In definition $$1$$, we explicitly "tag" our function with its domain and codomain as groups so that the two homomorphisms $$((G,\cdot), \ (H,\star), \ f)$$ and $$((G,\cdot^\text{op}), \ (H, \star^\text{op}), \ f)$$ are encoded by different objects in the ambient set theory.

If I understand correctly, you're asking basically the same question, but in the context of categories and functors rather than groups and homomorphisms.

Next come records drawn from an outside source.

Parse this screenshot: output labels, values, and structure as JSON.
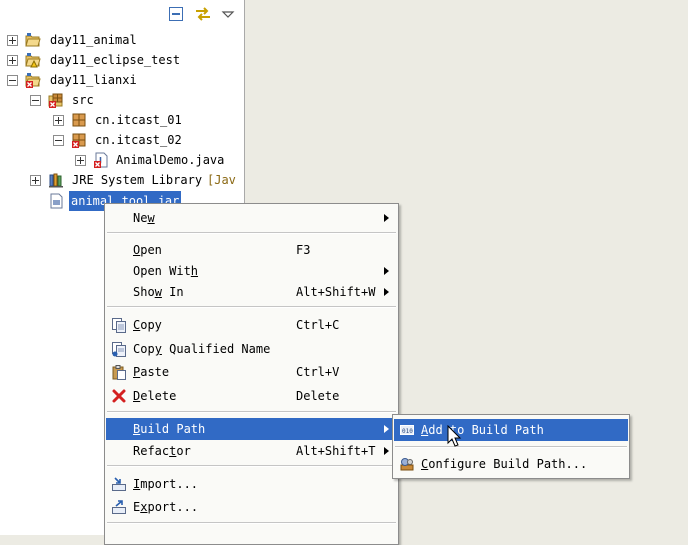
{
  "toolbar": {
    "icons": [
      "collapse-all-icon",
      "link-with-editor-icon",
      "view-menu-icon"
    ]
  },
  "tree": {
    "items": [
      {
        "label": "day11_animal",
        "icon": "java-project-icon",
        "expanded": false
      },
      {
        "label": "day11_eclipse_test",
        "icon": "java-project-icon",
        "expanded": false
      },
      {
        "label": "day11_lianxi",
        "icon": "java-project-error-icon",
        "expanded": true
      },
      {
        "label": "src",
        "icon": "source-folder-icon",
        "expanded": true
      },
      {
        "label": "cn.itcast_01",
        "icon": "package-icon",
        "expanded": false
      },
      {
        "label": "cn.itcast_02",
        "icon": "package-error-icon",
        "expanded": true
      },
      {
        "label": "AnimalDemo.java",
        "icon": "java-file-error-icon",
        "expanded": false
      },
      {
        "label": "JRE System Library",
        "decoration": "[Jav",
        "icon": "library-icon",
        "expanded": false
      },
      {
        "label": "animal_tool.jar",
        "icon": "jar-file-icon",
        "selected": true
      }
    ]
  },
  "context_menu": {
    "items": [
      {
        "label": "New",
        "mnemonic": "w",
        "shortcut": "",
        "submenu": true
      },
      {
        "label": "Open",
        "shortcut": "F3"
      },
      {
        "label": "Open With",
        "shortcut": "",
        "submenu": true
      },
      {
        "label": "Show In",
        "shortcut": "Alt+Shift+W",
        "submenu": true
      },
      {
        "label": "Copy",
        "shortcut": "Ctrl+C",
        "icon": "copy-icon"
      },
      {
        "label": "Copy Qualified Name",
        "shortcut": "",
        "icon": "copy-qualified-name-icon"
      },
      {
        "label": "Paste",
        "shortcut": "Ctrl+V",
        "icon": "paste-icon"
      },
      {
        "label": "Delete",
        "shortcut": "Delete",
        "icon": "delete-icon"
      },
      {
        "label": "Build Path",
        "shortcut": "",
        "submenu": true,
        "highlighted": true
      },
      {
        "label": "Refactor",
        "shortcut": "Alt+Shift+T",
        "submenu": true
      },
      {
        "label": "Import...",
        "shortcut": "",
        "icon": "import-icon"
      },
      {
        "label": "Export...",
        "shortcut": "",
        "icon": "export-icon"
      }
    ]
  },
  "submenu": {
    "items": [
      {
        "label": "Add to Build Path",
        "icon": "add-to-build-path-icon",
        "highlighted": true
      },
      {
        "label": "Configure Build Path...",
        "icon": "configure-build-path-icon"
      }
    ]
  },
  "colors": {
    "selection": "#316ac5",
    "menu_bg": "#fafaf7",
    "editor_bg": "#ecebe3"
  }
}
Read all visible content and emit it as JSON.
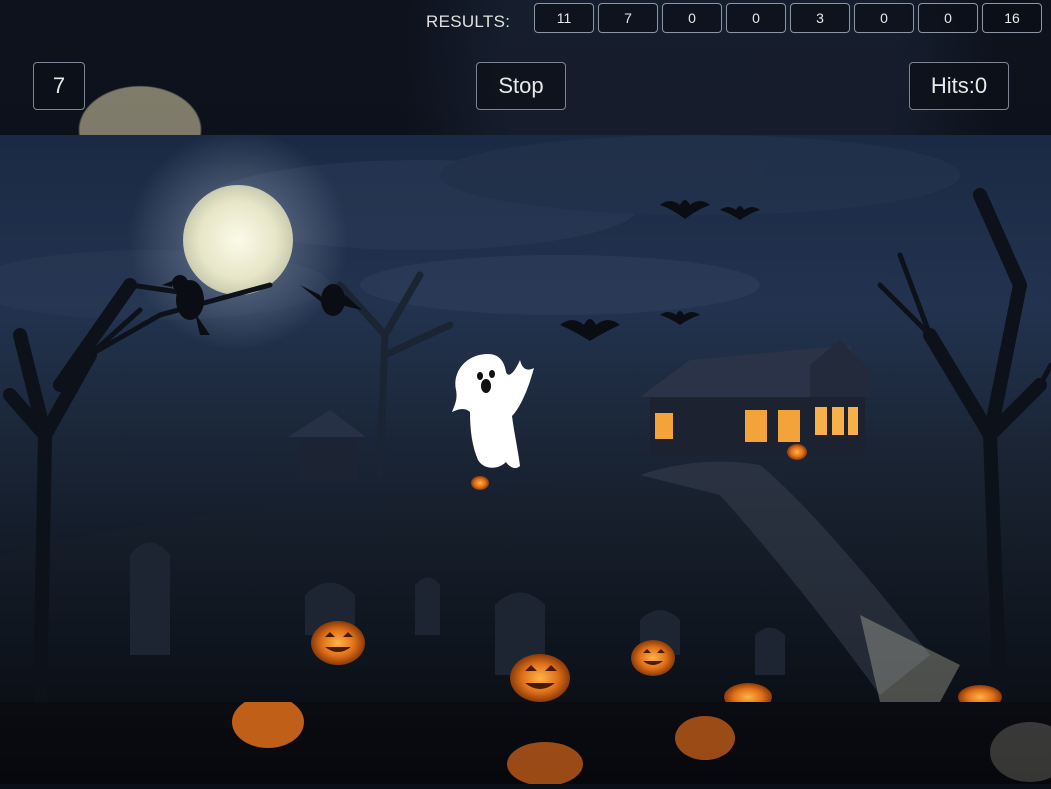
{
  "header": {
    "results_label": "RESULTS:",
    "results": [
      "11",
      "7",
      "0",
      "0",
      "3",
      "0",
      "0",
      "16"
    ]
  },
  "controls": {
    "level": "7",
    "stop_label": "Stop",
    "hits_label": "Hits:0"
  },
  "colors": {
    "accent_border": "#8d96a4",
    "pumpkin": "#f08a1c",
    "moon": "#f4f1d8",
    "ghost": "#ffffff"
  },
  "scene": {
    "target": "ghost-icon",
    "decor_icons": [
      "moon-icon",
      "crow-icon",
      "bat-icon",
      "haunted-house-icon",
      "pumpkin-icon",
      "tombstone-icon",
      "dead-tree-icon"
    ]
  }
}
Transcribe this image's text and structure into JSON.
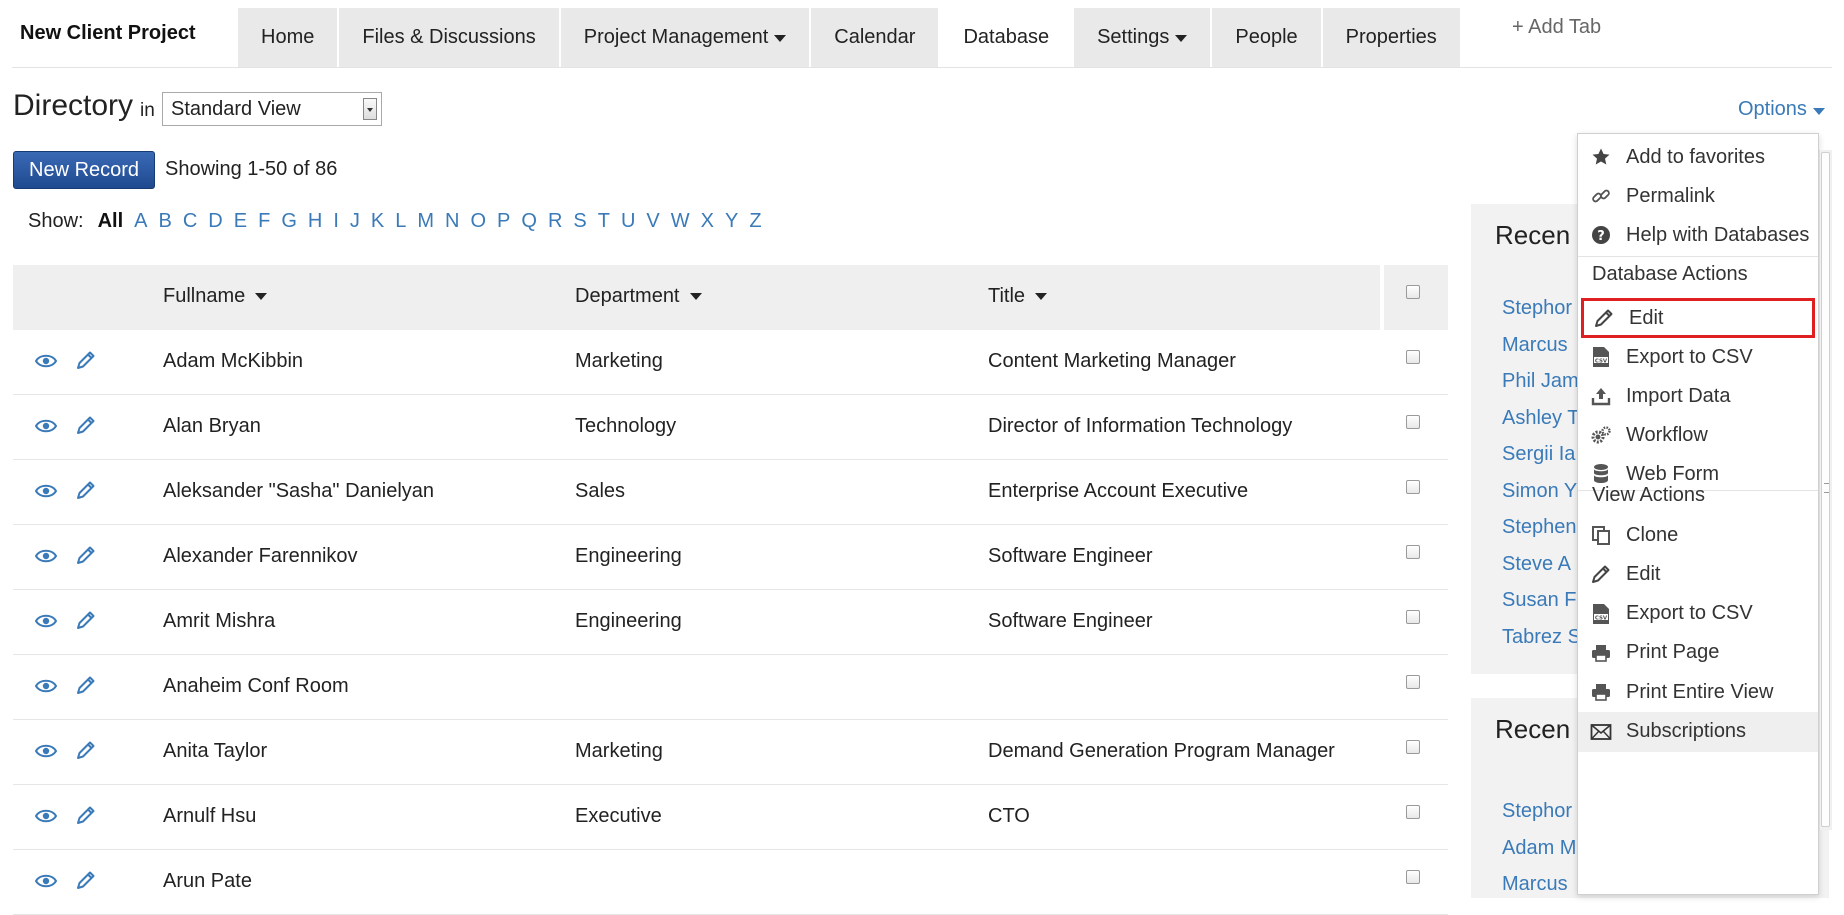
{
  "project": {
    "title": "New Client Project"
  },
  "tabs": [
    {
      "label": "Home",
      "active": false,
      "dropdown": false
    },
    {
      "label": "Files & Discussions",
      "active": false,
      "dropdown": false
    },
    {
      "label": "Project Management",
      "active": false,
      "dropdown": true
    },
    {
      "label": "Calendar",
      "active": false,
      "dropdown": false
    },
    {
      "label": "Database",
      "active": true,
      "dropdown": false
    },
    {
      "label": "Settings",
      "active": false,
      "dropdown": true
    },
    {
      "label": "People",
      "active": false,
      "dropdown": false
    },
    {
      "label": "Properties",
      "active": false,
      "dropdown": false
    }
  ],
  "add_tab": "+ Add Tab",
  "directory": {
    "title": "Directory",
    "in_label": "in",
    "view_select": "Standard View",
    "options_label": "Options",
    "new_record_label": "New Record",
    "showing": "Showing 1-50 of 86"
  },
  "alphabet": {
    "show_label": "Show:",
    "letters": [
      "All",
      "A",
      "B",
      "C",
      "D",
      "E",
      "F",
      "G",
      "H",
      "I",
      "J",
      "K",
      "L",
      "M",
      "N",
      "O",
      "P",
      "Q",
      "R",
      "S",
      "T",
      "U",
      "V",
      "W",
      "X",
      "Y",
      "Z"
    ]
  },
  "table": {
    "headers": {
      "fullname": "Fullname",
      "department": "Department",
      "title": "Title"
    },
    "rows": [
      {
        "name": "Adam McKibbin",
        "dept": "Marketing",
        "title": "Content Marketing Manager"
      },
      {
        "name": "Alan Bryan",
        "dept": "Technology",
        "title": "Director of Information Technology"
      },
      {
        "name": "Aleksander \"Sasha\" Danielyan",
        "dept": "Sales",
        "title": "Enterprise Account Executive"
      },
      {
        "name": "Alexander Farennikov",
        "dept": "Engineering",
        "title": "Software Engineer"
      },
      {
        "name": "Amrit Mishra",
        "dept": "Engineering",
        "title": "Software Engineer"
      },
      {
        "name": "Anaheim Conf Room",
        "dept": "",
        "title": ""
      },
      {
        "name": "Anita Taylor",
        "dept": "Marketing",
        "title": "Demand Generation Program Manager"
      },
      {
        "name": "Arnulf Hsu",
        "dept": "Executive",
        "title": "CTO"
      },
      {
        "name": "Arun Pate",
        "dept": "",
        "title": ""
      }
    ]
  },
  "side": {
    "panel1_title": "Recen",
    "panel1_links": [
      "Stephor",
      "Marcus",
      "Phil Jam",
      "Ashley T",
      "Sergii Ia",
      "Simon Y",
      "Stephen",
      "Steve A",
      "Susan F",
      "Tabrez S"
    ],
    "panel2_title": "Recen",
    "panel2_links": [
      "Stephor",
      "Adam M",
      "Marcus"
    ]
  },
  "dropdown": {
    "top_items": [
      {
        "label": "Add to favorites",
        "icon": "star-icon"
      },
      {
        "label": "Permalink",
        "icon": "link-icon"
      },
      {
        "label": "Help with Databases",
        "icon": "help-icon"
      }
    ],
    "db_actions_heading": "Database Actions",
    "db_actions": [
      {
        "label": "Edit",
        "icon": "pencil-icon"
      },
      {
        "label": "Export to CSV",
        "icon": "csv-file-icon"
      },
      {
        "label": "Import Data",
        "icon": "upload-icon"
      },
      {
        "label": "Workflow",
        "icon": "gears-icon"
      },
      {
        "label": "Web Form",
        "icon": "database-icon"
      }
    ],
    "view_actions_heading": "View Actions",
    "view_actions": [
      {
        "label": "Clone",
        "icon": "copy-icon"
      },
      {
        "label": "Edit",
        "icon": "pencil-icon"
      },
      {
        "label": "Export to CSV",
        "icon": "csv-file-icon"
      },
      {
        "label": "Print Page",
        "icon": "printer-icon"
      },
      {
        "label": "Print Entire View",
        "icon": "printer-icon"
      },
      {
        "label": "Subscriptions",
        "icon": "envelope-icon"
      }
    ]
  },
  "colors": {
    "link": "#3a7ab8",
    "button": "#2a5aa3",
    "highlight": "#e02020",
    "header_bg": "#efefef"
  }
}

Now, in the group theoretic case and the category theoretic case, these implementation details don't matter. You will never be presented with a naked function out in the wild (or pair of functions in the category case) and asked "what is the group structure on the domain of this function?". Ironically, given the question, we can make this precise using category theory! Whenever we interact with a homomorphism $$f$$, we're really interacting with $$f \in \text{Hom}((G,\cdot), (H,\star))$$! We always have the bonus context on hand of what the domain and codomain should be. So, if you want$${}^1$$, you can absolutely use definition $$1$$ and tag your homomorphisms (functors) with the group structure (category structure) on their source and target.

Why does category theory make this precise? Because we can define categories of groups $$\mathsf{Grp}_1$$ and $$\mathsf{Grp}_2$$ using the two implementations of homsets. It's an easy exercise to show that these categories are equivalent (in fact, isomorphic!) so that, in this precise sense, you cannot distinguish the two definitions using only group theoretic questions. Similarly, you can build two categories $$\mathsf{Cat}_1$$ and $$\mathsf{Cat}_2$$ using the two definitions of functor, and you can show that these categories are also isomorphic$${}^2$$! So the answer to any "category theoretic question" you can ask won't depend on whether you choose definition 1 or 2!

I hope this helps ^_^

$${}^1$$: and it seems like you do want this, since you say you're doing this for your arrows in $$\mathsf{Set}$$

$${}^2$$: you do have to eat your tail a little bit since checking isomorphism of categories requires working in a category of categories. And in this category of categories you need a notion of functor, so you have to choose a definition before you can prove the two definitions agree... But this is really no different than any other time we have two equivalent definitions and we have to choose one "official" one to write down first.